'CLOSE TO DEATH': Bundy woman's amazing Covid-19 recovery
A LOCAL woman has praised Bundaberg Hospital's world-class care, after suffering life-threatening novel coronavirus (COVID-19) symptoms that required a lengthy stay in the Intensive Care Unit.
The 72-year-old woman is now doing well and recovering at home with her husband, following a 12-day stay at Bundaberg Hospital that included 10 days in the Intensive Care Unit.
She was admitted to hospital after testing positive to COVID-19 just over three weeks ago and deteriorating rapidly soon after.
"For me the whole thing was a bit surreal. I remember being told I was going into ICU and I vaguely remember going into isolation, but after that - nothing," she said.
"I didn't know I was so close (to death) until I was told afterwards that they believed I only had a 25-30% chance of surviving (when I entered the ICU).
"I woke up on the third or fourth morning with three staff at the end of the bed and they looked a bit like aliens in their COVID-19 gowns and helmets. I smiled and they looked at me - I could see the relief in their eyes.
"When I was leaving the hospital, the doctors and nurses came in saying they were so happy I was still here, and that I was their hero.
"At 72, being the pin-up girl for ICU wasn't something I expected."
While the woman is now at home in isolation, the severity of what she went through is something she does not underestimate and she appreciates the great work of the team that cared for her.
"I can't think of a better team, who were co-ordinated and knew what to do. I never felt alone or scared - I always felt people were there, caring for me, beside me, talking to me," she said.
"It was a caring and very nurturing experience. I felt I wasn't the patient, but part of the team that was getting me better.
"I know I missed a bullet - I got through it when I was high up the list to not get through it.
"I put my faith in the power of prayer and in the power of what the team in the Bundaberg ICU did."
How hospital miracle workers did it
Bundaberg Hospital Clinical Director of ICU Dr Anthony Eidan said the patient's recovery from COVID-19 was thanks to the world-class care delivered by a regional Queensland team dedicated to best practice in their field, flexibility in treatment and outstanding teamwork.
"I believe the consultant-led model of care delivered by our ICU team in the first three days of the patient's stay has resulted in our patient being discharged home," Dr Eidan said.
"This is an amazing achievement for our department considering the chances of death from COVID-19 after ventilation in ICU is more than 70% for her age group."
Dr Eidan said the ICU team used information on treatment methods for COVID-19 from around the globe and their comparative survival rates to form a basis for their own clinical decisions.
"Our knowledge about ventilation support for COVID-19 lung injury is only weeks old and rapidly evolving every day, which only added to the complexity of delivering care for our patient," Dr Eidan said.

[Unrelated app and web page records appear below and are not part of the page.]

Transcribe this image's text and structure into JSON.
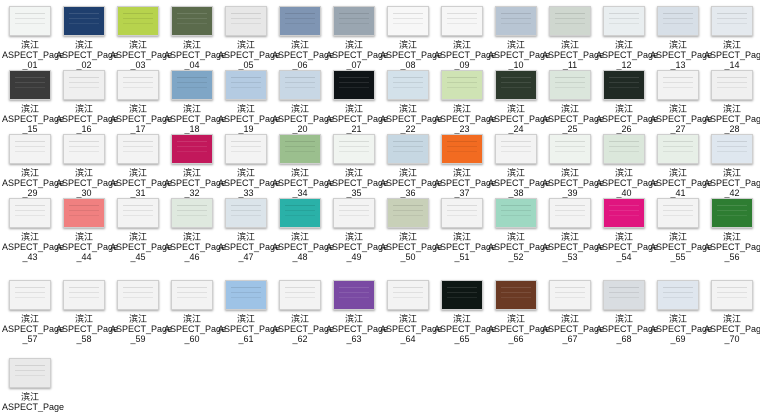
{
  "files": [
    {
      "line1": "滨江",
      "line2": "ASPECT_Page",
      "line3": "_01",
      "color": "#f2f5f3"
    },
    {
      "line1": "滨江",
      "line2": "ASPECT_Page",
      "line3": "_02",
      "color": "#1f3f6e"
    },
    {
      "line1": "滨江",
      "line2": "ASPECT_Page",
      "line3": "_03",
      "color": "#b7d34d"
    },
    {
      "line1": "滨江",
      "line2": "ASPECT_Page",
      "line3": "_04",
      "color": "#5b6b4c"
    },
    {
      "line1": "滨江",
      "line2": "ASPECT_Page",
      "line3": "_05",
      "color": "#e7e7e7"
    },
    {
      "line1": "滨江",
      "line2": "ASPECT_Page",
      "line3": "_06",
      "color": "#7f95b3"
    },
    {
      "line1": "滨江",
      "line2": "ASPECT_Page",
      "line3": "_07",
      "color": "#9aa6b1"
    },
    {
      "line1": "滨江",
      "line2": "ASPECT_Page",
      "line3": "_08",
      "color": "#f7f7f7"
    },
    {
      "line1": "滨江",
      "line2": "ASPECT_Page",
      "line3": "_09",
      "color": "#f6f6f6"
    },
    {
      "line1": "滨江",
      "line2": "ASPECT_Page",
      "line3": "_10",
      "color": "#b8c5d3"
    },
    {
      "line1": "滨江",
      "line2": "ASPECT_Page",
      "line3": "_11",
      "color": "#cfd7cf"
    },
    {
      "line1": "滨江",
      "line2": "ASPECT_Page",
      "line3": "_12",
      "color": "#e9eef0"
    },
    {
      "line1": "滨江",
      "line2": "ASPECT_Page",
      "line3": "_13",
      "color": "#d7dfe7"
    },
    {
      "line1": "滨江",
      "line2": "ASPECT_Page",
      "line3": "_14",
      "color": "#e4e9ee"
    },
    {
      "line1": "滨江",
      "line2": "ASPECT_Page",
      "line3": "_15",
      "color": "#3b3b3b"
    },
    {
      "line1": "滨江",
      "line2": "ASPECT_Page",
      "line3": "_16",
      "color": "#efefef"
    },
    {
      "line1": "滨江",
      "line2": "ASPECT_Page",
      "line3": "_17",
      "color": "#f2f2f2"
    },
    {
      "line1": "滨江",
      "line2": "ASPECT_Page",
      "line3": "_18",
      "color": "#7fa6c6"
    },
    {
      "line1": "滨江",
      "line2": "ASPECT_Page",
      "line3": "_19",
      "color": "#b4cbe2"
    },
    {
      "line1": "滨江",
      "line2": "ASPECT_Page",
      "line3": "_20",
      "color": "#c8d7e5"
    },
    {
      "line1": "滨江",
      "line2": "ASPECT_Page",
      "line3": "_21",
      "color": "#0f1417"
    },
    {
      "line1": "滨江",
      "line2": "ASPECT_Page",
      "line3": "_22",
      "color": "#d3e1ea"
    },
    {
      "line1": "滨江",
      "line2": "ASPECT_Page",
      "line3": "_23",
      "color": "#cfe3b4"
    },
    {
      "line1": "滨江",
      "line2": "ASPECT_Page",
      "line3": "_24",
      "color": "#2d3a2d"
    },
    {
      "line1": "滨江",
      "line2": "ASPECT_Page",
      "line3": "_25",
      "color": "#dbe6dc"
    },
    {
      "line1": "滨江",
      "line2": "ASPECT_Page",
      "line3": "_26",
      "color": "#202a24"
    },
    {
      "line1": "滨江",
      "line2": "ASPECT_Page",
      "line3": "_27",
      "color": "#f2f2f2"
    },
    {
      "line1": "滨江",
      "line2": "ASPECT_Page",
      "line3": "_28",
      "color": "#f0f0f0"
    },
    {
      "line1": "滨江",
      "line2": "ASPECT_Page",
      "line3": "_29",
      "color": "#f3f3f3"
    },
    {
      "line1": "滨江",
      "line2": "ASPECT_Page",
      "line3": "_30",
      "color": "#f3f3f3"
    },
    {
      "line1": "滨江",
      "line2": "ASPECT_Page",
      "line3": "_31",
      "color": "#f3f3f3"
    },
    {
      "line1": "滨江",
      "line2": "ASPECT_Page",
      "line3": "_32",
      "color": "#c2185b"
    },
    {
      "line1": "滨江",
      "line2": "ASPECT_Page",
      "line3": "_33",
      "color": "#f3f3f3"
    },
    {
      "line1": "滨江",
      "line2": "ASPECT_Page",
      "line3": "_34",
      "color": "#9bbf8e"
    },
    {
      "line1": "滨江",
      "line2": "ASPECT_Page",
      "line3": "_35",
      "color": "#f0f4f0"
    },
    {
      "line1": "滨江",
      "line2": "ASPECT_Page",
      "line3": "_36",
      "color": "#c6d7e2"
    },
    {
      "line1": "滨江",
      "line2": "ASPECT_Page",
      "line3": "_37",
      "color": "#f26b21"
    },
    {
      "line1": "滨江",
      "line2": "ASPECT_Page",
      "line3": "_38",
      "color": "#f3f3f3"
    },
    {
      "line1": "滨江",
      "line2": "ASPECT_Page",
      "line3": "_39",
      "color": "#eef3ee"
    },
    {
      "line1": "滨江",
      "line2": "ASPECT_Page",
      "line3": "_40",
      "color": "#dbe7db"
    },
    {
      "line1": "滨江",
      "line2": "ASPECT_Page",
      "line3": "_41",
      "color": "#e7efe7"
    },
    {
      "line1": "滨江",
      "line2": "ASPECT_Page",
      "line3": "_42",
      "color": "#dfe7ef"
    },
    {
      "line1": "滨江",
      "line2": "ASPECT_Page",
      "line3": "_43",
      "color": "#f3f3f3"
    },
    {
      "line1": "滨江",
      "line2": "ASPECT_Page",
      "line3": "_44",
      "color": "#f08080"
    },
    {
      "line1": "滨江",
      "line2": "ASPECT_Page",
      "line3": "_45",
      "color": "#f3f3f3"
    },
    {
      "line1": "滨江",
      "line2": "ASPECT_Page",
      "line3": "_46",
      "color": "#dfe9df"
    },
    {
      "line1": "滨江",
      "line2": "ASPECT_Page",
      "line3": "_47",
      "color": "#dbe4ea"
    },
    {
      "line1": "滨江",
      "line2": "ASPECT_Page",
      "line3": "_48",
      "color": "#2ab1a8"
    },
    {
      "line1": "滨江",
      "line2": "ASPECT_Page",
      "line3": "_49",
      "color": "#f3f3f3"
    },
    {
      "line1": "滨江",
      "line2": "ASPECT_Page",
      "line3": "_50",
      "color": "#c8d0b8"
    },
    {
      "line1": "滨江",
      "line2": "ASPECT_Page",
      "line3": "_51",
      "color": "#f3f3f3"
    },
    {
      "line1": "滨江",
      "line2": "ASPECT_Page",
      "line3": "_52",
      "color": "#9ed8c2"
    },
    {
      "line1": "滨江",
      "line2": "ASPECT_Page",
      "line3": "_53",
      "color": "#f3f3f3"
    },
    {
      "line1": "滨江",
      "line2": "ASPECT_Page",
      "line3": "_54",
      "color": "#e0157f"
    },
    {
      "line1": "滨江",
      "line2": "ASPECT_Page",
      "line3": "_55",
      "color": "#f3f3f3"
    },
    {
      "line1": "滨江",
      "line2": "ASPECT_Page",
      "line3": "_56",
      "color": "#2e7d32"
    },
    {
      "line1": "滨江",
      "line2": "ASPECT_Page",
      "line3": "_57",
      "color": "#f3f3f3"
    },
    {
      "line1": "滨江",
      "line2": "ASPECT_Page",
      "line3": "_58",
      "color": "#f3f3f3"
    },
    {
      "line1": "滨江",
      "line2": "ASPECT_Page",
      "line3": "_59",
      "color": "#f3f3f3"
    },
    {
      "line1": "滨江",
      "line2": "ASPECT_Page",
      "line3": "_60",
      "color": "#f3f3f3"
    },
    {
      "line1": "滨江",
      "line2": "ASPECT_Page",
      "line3": "_61",
      "color": "#9ec3e6"
    },
    {
      "line1": "滨江",
      "line2": "ASPECT_Page",
      "line3": "_62",
      "color": "#f3f3f3"
    },
    {
      "line1": "滨江",
      "line2": "ASPECT_Page",
      "line3": "_63",
      "color": "#7a4aa3"
    },
    {
      "line1": "滨江",
      "line2": "ASPECT_Page",
      "line3": "_64",
      "color": "#f3f3f3"
    },
    {
      "line1": "滨江",
      "line2": "ASPECT_Page",
      "line3": "_65",
      "color": "#0e1714"
    },
    {
      "line1": "滨江",
      "line2": "ASPECT_Page",
      "line3": "_66",
      "color": "#6b3a24"
    },
    {
      "line1": "滨江",
      "line2": "ASPECT_Page",
      "line3": "_67",
      "color": "#f3f3f3"
    },
    {
      "line1": "滨江",
      "line2": "ASPECT_Page",
      "line3": "_68",
      "color": "#d9dde1"
    },
    {
      "line1": "滨江",
      "line2": "ASPECT_Page",
      "line3": "_69",
      "color": "#dfe6ee"
    },
    {
      "line1": "滨江",
      "line2": "ASPECT_Page",
      "line3": "_70",
      "color": "#f3f3f3"
    },
    {
      "line1": "滨江",
      "line2": "ASPECT_Page",
      "line3": "",
      "color": "#e9e9e9"
    }
  ]
}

"The strategy for the care that our team used was shared with our team that morning by international colleagues who had been delivering higher survival rates than neighbouring countries. It's an example of our Bundaberg Hospital team delivering world-class care in regional Queensland.
"I am very proud of our ICU team and other departments from across Bundaberg Hospital for their commitment to our patients and community during this unprecedented time. I strongly believe geography and postcode shouldn't be a limiting factor in delivering excellent care."
Communication kept in mind
Another important aspect of care, according to the patient and her husband, was the clear communication about her condition and how the team were caring for her throughout her time at Bundaberg Hospital. The couple was also provided with social work support.
"I only can give the highest of praise - they always kept me up to speed. It was obviously stressful for me, but they gave me reassurance," the patient's husband said.
"After 24 hours I was told it was positive that she hadn't deteriorated and it got a little bit better each day.
"The communication from the ICU team was absolutely crucial. I was very emotional - but they (doctors) kept me informed."
Acting chief executive praises work
WBHHS Acting Chief Executive Debbie Carroll said she was extraordinarily proud of the ICU team for the care they had provided, and the positive patient outcome.
"Our ICU, Theatre and Anaesthetics teams collaborated brilliantly in providing outstanding care and a great result for our first COVID-19 patient in ICU," Ms Carroll said.
"While significant prior planning had been undertaken, it nonetheless took considerable energy and effort to implement - including the establishment of a second, separate ICU, to enable safe intensive care for other patients to continue without the risk of COVID-19 transmission.
"I commend everyone involved at all levels. These are the outcomes we train and plan for."
In a final message to the rest of the community, the recovering patient said her experience only highlighted the importance of everyone working together to defeat COVID-19.
"I believe we can't stop social distancing too soon and we have to make sure the curve has totally collapsed," she said.
"I'd like people to know they have to be careful, and if we get complacent things can go wrong. But they don't have to be afraid."